|Have patient list behaviors that cause discomfort.||Identifies specific concerns and suggests actions that can be taken to effect change.|
|Involve in role-playing new ways to deal with identified behaviors and situations.||Practicing these new behaviors enables the individual to become comfortable with them in a safe situation.|
|Discuss negative self-concepts and self-talk, “No one wants to be with a fat person,” “Who would be interested in talking to me?”||May be impeding positive social interactions.|
|Encourage use of positive self-talk such as telling one-self “I am OK,” or “I can enjoy social activities and do not need to be controlled by what others think or say.”||Positive strategies enhance feelings of comfort and support efforts for change.|
|Refer for ongoing family or individual therapy as indicated.||Patient benefits from involvement of SO to provide support and encouragement.|
May be related to
- Lack of/misinterpretation of information
- Lack of interest in learning, lack of recall
- Inaccurate/incomplete information presented
Possibly evidenced by
- Statements of lack of/request for information about obesity and nutritional requirements
- Verbalization of problem with weight reduction
- Inadequate follow-through with previous diet and exercise instructions
- Verbalize understanding of need for lifestyle changes to maintain/control weight.
- Establish individual goal and plan for attaining that goal.
- Begin to look for information about nutrition and ways to control weight.
|Determine level of nutritional knowledge and what patient believes is most urgent need.||Necessary to know what additional information to provide. When patient’s views are listened to, trust is enhanced.|
|Identify individual holistic long-term goals for health (lowering blood pressure, controlling serum lipid and glucose levels).||A high relapse rate at 5-year follow-up suggests obesity cannot be reliably reversed and cured. Shifting the focus from initial weight loss and percentage of body fat to overall wellness may enhance rehabilitation.|
|Provide information about ways to maintain satisfactory food intake in settings away from home.||“Smart” eating when dining out or when traveling helps individual manage weight while still enjoying social outlets.|
|Identify other sources of information like books, tapes, community classes, groups.||Using different avenues of accessing information furthers patient’s learning. Involvement with others who are also losing weight can provide support.|
|Emphasize necessity of continued follow-up care and counseling, especially when plateaus occur.||As weight is lost, changes in metabolism occur, interfering with further loss by creating a plateau as the body activates a survival mechanism, attempting to prevent “starvation.” This requires new strategies and aggressive support to continue weight loss.|
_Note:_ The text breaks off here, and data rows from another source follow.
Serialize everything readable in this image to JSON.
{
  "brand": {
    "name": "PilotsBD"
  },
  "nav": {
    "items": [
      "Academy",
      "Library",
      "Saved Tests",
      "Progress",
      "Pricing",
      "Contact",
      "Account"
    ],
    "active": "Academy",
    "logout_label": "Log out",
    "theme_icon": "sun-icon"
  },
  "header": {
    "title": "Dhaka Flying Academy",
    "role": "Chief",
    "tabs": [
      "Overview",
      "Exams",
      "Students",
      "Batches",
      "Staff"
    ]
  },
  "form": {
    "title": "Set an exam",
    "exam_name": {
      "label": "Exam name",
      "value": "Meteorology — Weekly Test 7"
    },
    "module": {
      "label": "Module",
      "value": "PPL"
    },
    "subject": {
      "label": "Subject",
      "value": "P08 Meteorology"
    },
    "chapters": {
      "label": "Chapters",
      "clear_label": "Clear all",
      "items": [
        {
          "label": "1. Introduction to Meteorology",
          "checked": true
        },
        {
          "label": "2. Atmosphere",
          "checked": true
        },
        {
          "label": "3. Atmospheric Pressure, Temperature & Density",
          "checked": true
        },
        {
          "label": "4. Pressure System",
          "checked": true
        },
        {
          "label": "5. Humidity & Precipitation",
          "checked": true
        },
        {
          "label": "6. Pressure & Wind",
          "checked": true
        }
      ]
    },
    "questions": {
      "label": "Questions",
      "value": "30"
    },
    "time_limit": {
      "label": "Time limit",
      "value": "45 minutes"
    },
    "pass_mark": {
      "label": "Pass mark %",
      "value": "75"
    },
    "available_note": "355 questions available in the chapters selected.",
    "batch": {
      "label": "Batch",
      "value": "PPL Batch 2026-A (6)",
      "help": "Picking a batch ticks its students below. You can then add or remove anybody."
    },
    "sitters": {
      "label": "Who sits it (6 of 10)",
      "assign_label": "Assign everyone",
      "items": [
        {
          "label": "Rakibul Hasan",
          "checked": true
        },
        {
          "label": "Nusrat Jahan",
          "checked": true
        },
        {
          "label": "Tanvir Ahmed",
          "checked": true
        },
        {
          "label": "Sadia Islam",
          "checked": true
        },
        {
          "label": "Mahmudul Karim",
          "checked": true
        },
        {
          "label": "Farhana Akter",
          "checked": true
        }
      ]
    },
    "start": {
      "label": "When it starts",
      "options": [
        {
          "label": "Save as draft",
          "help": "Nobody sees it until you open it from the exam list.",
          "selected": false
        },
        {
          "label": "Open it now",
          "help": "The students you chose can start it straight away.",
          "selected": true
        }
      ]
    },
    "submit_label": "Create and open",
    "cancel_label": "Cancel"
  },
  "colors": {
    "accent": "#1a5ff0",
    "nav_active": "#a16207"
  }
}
|Identify alternatives to chosen activity program to accommodate weather, travel, and so on. Discuss use of mechanical devices and equipment for reducing.||Promotes continuation of program. Note: Fat loss occurs on a generalized overall basis, and there is no evidence that spot reducing or mechanical devices aid in weight loss in specific areas; however, specific types of exercise or equipment may be useful in toning specific body parts.|
|Determine optimal exercise heart rate. Demonstrate proper technique to monitor pulse.||Promotes safety as patient exercises to tolerance, not peer pressure.|
|Discuss necessity of good skin care, especially during summer months and following exercise.||Prevents skin breakdown in moist skinfolds.|
|Identify alternative ways to “reward” self and family for accomplishments or to provide solace.||Reduces likelihood of relying on food to deal with feelings.|
|Encourage involvement in social activities that are not centered around food (bike ride or nature hike, attending musical event, group sporting activities).||Provides opportunity for pleasure and relaxation without “temptation.” Activities and exercise may also use calories to help maintain desired weight.|